For people in the know, Malcolm Lowry’s Under the Volcano is one of the novels of the twentieth century. Anthony Burgess said so. Harold Bloom slipped it into his western canon. Time magazine and the Modern Library placed it on their best 100 novels lists. And yet – let’s be honest – nobody much reads Under the Volcano. In the four years I spent studying Literature no one once mentioned Malcolm Lowry among the other masters of the twentieth century. When finally the book was recommended to me (by someone most definitely in the know), it took me about three years to track down a copy of it.
In his life, in his death and in his legacy, Lowry was a perennial outsider, a lonely loner with whom his one great and eventual success never sat comfortably.
Lowry’s outsider status was set at an early age. After finishing school he joined the crew of a ship heading for Japan and stopping at various ‘Oriental’ ports along the way. Lowry’s family was well-off (and supported him throughout his life), and he had a promising future at Cambridge; he had little in common with the most of the crewmen, Returning to England, though, he found he could no longer sit comfortably in his former surrounds. He was caught between worlds, unable to participate fully in either.
Lowry spent much of his life thereafter drifting about the world, existing on the fringes of various cultures and cliques. He met better established writers than himself in London in the 30s, and watched his first marriage disintegrate in Mexico. He checked into rehab in the US and lived for many years squatting on a beach in British Columbia with his second wife (where some of his best work was written and more of it was destroyed in a booze-induced fire).
Every expat is an outsider in some sense; to live abroad involves pulling up roots and sending down new ones. It involves finding some concept of home within that which is different and unfamiliar. Lowry’s isolation, though, was a deeper thing. His was the isolation of the expat, of the troubled writer, of the alcoholic and of the mystic.
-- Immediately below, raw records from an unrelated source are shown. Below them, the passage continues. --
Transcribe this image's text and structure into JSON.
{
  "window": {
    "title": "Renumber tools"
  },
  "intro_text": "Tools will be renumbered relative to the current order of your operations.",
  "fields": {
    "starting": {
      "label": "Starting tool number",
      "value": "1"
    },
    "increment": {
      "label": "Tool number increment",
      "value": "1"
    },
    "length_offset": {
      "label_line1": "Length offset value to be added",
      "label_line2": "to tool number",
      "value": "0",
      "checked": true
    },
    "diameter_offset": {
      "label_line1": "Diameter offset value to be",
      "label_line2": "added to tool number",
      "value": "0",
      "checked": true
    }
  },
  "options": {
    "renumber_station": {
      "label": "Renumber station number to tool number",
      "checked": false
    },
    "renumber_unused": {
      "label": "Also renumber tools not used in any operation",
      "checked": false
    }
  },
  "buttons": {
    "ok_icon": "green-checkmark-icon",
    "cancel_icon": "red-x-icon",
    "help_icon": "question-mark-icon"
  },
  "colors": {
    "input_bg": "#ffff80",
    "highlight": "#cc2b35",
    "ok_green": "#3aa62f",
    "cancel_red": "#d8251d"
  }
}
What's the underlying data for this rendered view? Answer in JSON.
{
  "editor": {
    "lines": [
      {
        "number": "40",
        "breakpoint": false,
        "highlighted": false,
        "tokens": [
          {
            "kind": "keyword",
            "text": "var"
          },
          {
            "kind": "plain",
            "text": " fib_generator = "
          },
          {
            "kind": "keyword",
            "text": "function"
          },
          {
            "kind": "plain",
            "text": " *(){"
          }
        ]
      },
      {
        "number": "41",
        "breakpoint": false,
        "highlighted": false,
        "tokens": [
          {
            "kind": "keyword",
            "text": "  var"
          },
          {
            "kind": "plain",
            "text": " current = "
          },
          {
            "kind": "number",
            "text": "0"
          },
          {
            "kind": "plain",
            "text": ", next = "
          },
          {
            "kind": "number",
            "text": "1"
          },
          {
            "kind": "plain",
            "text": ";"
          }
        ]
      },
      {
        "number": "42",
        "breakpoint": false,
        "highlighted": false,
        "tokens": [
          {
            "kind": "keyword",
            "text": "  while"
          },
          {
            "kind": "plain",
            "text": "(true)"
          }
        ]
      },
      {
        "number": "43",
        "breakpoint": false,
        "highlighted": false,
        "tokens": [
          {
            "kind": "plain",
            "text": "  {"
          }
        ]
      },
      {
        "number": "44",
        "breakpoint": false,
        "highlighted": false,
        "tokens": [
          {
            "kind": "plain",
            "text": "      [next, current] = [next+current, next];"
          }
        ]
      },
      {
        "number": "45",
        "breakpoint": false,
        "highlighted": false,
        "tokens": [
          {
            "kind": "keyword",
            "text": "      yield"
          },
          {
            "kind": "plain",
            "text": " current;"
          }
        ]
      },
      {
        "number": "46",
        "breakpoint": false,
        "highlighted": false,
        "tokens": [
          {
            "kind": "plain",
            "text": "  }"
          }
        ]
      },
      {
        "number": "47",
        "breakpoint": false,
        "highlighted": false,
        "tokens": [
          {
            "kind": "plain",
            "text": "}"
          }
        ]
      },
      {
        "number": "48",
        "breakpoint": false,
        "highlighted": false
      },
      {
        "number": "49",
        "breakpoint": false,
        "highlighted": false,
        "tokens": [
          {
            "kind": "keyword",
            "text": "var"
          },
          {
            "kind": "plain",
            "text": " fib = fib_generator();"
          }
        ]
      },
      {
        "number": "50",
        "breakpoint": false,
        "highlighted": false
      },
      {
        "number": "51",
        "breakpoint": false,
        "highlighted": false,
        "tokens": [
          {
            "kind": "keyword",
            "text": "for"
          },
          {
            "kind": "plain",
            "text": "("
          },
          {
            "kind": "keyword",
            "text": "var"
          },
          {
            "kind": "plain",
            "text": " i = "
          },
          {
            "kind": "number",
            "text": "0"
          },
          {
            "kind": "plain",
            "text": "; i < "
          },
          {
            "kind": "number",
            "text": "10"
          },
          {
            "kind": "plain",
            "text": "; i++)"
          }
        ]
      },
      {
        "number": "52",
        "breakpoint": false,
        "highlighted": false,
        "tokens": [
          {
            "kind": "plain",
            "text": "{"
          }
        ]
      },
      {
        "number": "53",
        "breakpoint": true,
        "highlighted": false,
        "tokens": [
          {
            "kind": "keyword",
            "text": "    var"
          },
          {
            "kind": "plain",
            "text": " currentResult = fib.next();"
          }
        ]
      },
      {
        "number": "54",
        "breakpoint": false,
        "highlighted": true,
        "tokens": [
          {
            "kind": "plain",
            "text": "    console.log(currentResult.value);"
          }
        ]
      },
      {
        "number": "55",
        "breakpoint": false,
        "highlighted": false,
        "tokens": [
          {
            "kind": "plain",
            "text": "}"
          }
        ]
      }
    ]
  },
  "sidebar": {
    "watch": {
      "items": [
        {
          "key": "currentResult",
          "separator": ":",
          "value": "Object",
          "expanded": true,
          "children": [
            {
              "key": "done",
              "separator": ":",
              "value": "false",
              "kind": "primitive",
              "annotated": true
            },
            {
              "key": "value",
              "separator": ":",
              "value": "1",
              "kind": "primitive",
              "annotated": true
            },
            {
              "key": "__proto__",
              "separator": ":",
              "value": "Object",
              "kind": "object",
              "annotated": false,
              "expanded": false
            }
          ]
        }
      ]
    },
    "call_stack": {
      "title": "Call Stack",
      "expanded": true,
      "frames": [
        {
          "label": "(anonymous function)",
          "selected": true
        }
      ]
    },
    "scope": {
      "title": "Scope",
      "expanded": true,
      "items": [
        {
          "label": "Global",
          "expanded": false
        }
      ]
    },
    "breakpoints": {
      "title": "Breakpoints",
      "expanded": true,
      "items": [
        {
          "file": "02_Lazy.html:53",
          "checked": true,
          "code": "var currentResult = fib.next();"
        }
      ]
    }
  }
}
All of these elements were thrown into Under the Volcano. Geoffrey Firmin, the doomed protagonist of the novel, is a dissolute expat, a former consul immersed in booze whose life’s work is a nonexistent book about kabbalah and other vague esoterica. Like Lowry, Firmin’s wife had left him in Mexico. Unlike Lowry, Firmin’s wife returns in one of the first scenes of the book. Lowry collapses his two marriages into the one character, Yvonne, the first wife that left and the second wife that returns to redeem a broken man (Lowry’s second wife was also his editor, without her he probably never would have finished Under the Volcano). Yvonne’s plan for Firmin is to take him away to some remote Canadian beach where he can reorder the scattered shards of his life. Lowry wrote Under the Volcano living on just such a remote beach near Vancouver.
The return of his wife is everything Firmin has hoped for, but is also destabilising. Firmin has longed for his wife without doing a thing to win her back. He has never replied to her many impassioned letters; he may not even have read them properly (or perhaps he just doesn’t remember). He misplaced the letters in a bar and only later has them returned to him (Lowry did the same thing with a manuscript). Yvonne’s return is troubling because it demands action, a response. It disrupts the morose isolation that Firmin wallows in. In the year since she left he has lived almost entirely within his own esoteric head, has not had to act, to commit to anything. He is an outsider, but this ‘outside’ is deep within himself.
All the action of Under the Volcano take place between pre-dawn and nightfall on Day of the Dead. As Firmin falters through this his last day, he is haunted by the question of how to respond to Yvonne. He equivocates endlessly before this, the very thing he has craved. This could be the end of his isolation and his purgatory, but Firmin does not rise above himself – or not for long enough. The novel ends and he dies alone; he had fled from Yvonne to take refuge in a cantina, el Farolito, the little lighthouse.
One of many fractured refrains of Under the Volcano is no se puede vivir sin amar. I’ve seen this translated as “you cannot live without love”, or similar, but that overlooks the verb form of “love” (I think). You cannot live without loving. The sentence follows Firmin through the day, but it is not Firmin’s sentence. Lowry interposed words and phrases from many different sources into his novel. The origin of this sentence is not known, but it feels like one of the few times when Lowry speaks directly into the book. Not that the sentence is his either, but it is an idea he struggled with in his life. It was, perhaps, something to aspire to. A quote from Goethe at the beginning of the noel is translated as Whosoever unceasingly strives upwards… him can we save.
Lowry and Firmin both lost their sense of up, and then found it again, and probably ultimately lost it. Lowry’s death was almost as ignominious as Firmin’s murder; after a fight with Lowry his wife returned to their house to find that Lowry had choked on his own vomit after taking a lot of pills and booze.
Lowry died in England, having returned to his native land. He published only two books during his lifetime, but several more works have been released posthumously, gleaned from whatever scraps survived the fires and the nights in bars and the ever-lingering despair. Under the Volcano remains his one classic novel though, an obscure, outside classic from the man who was never able to bring himself inside.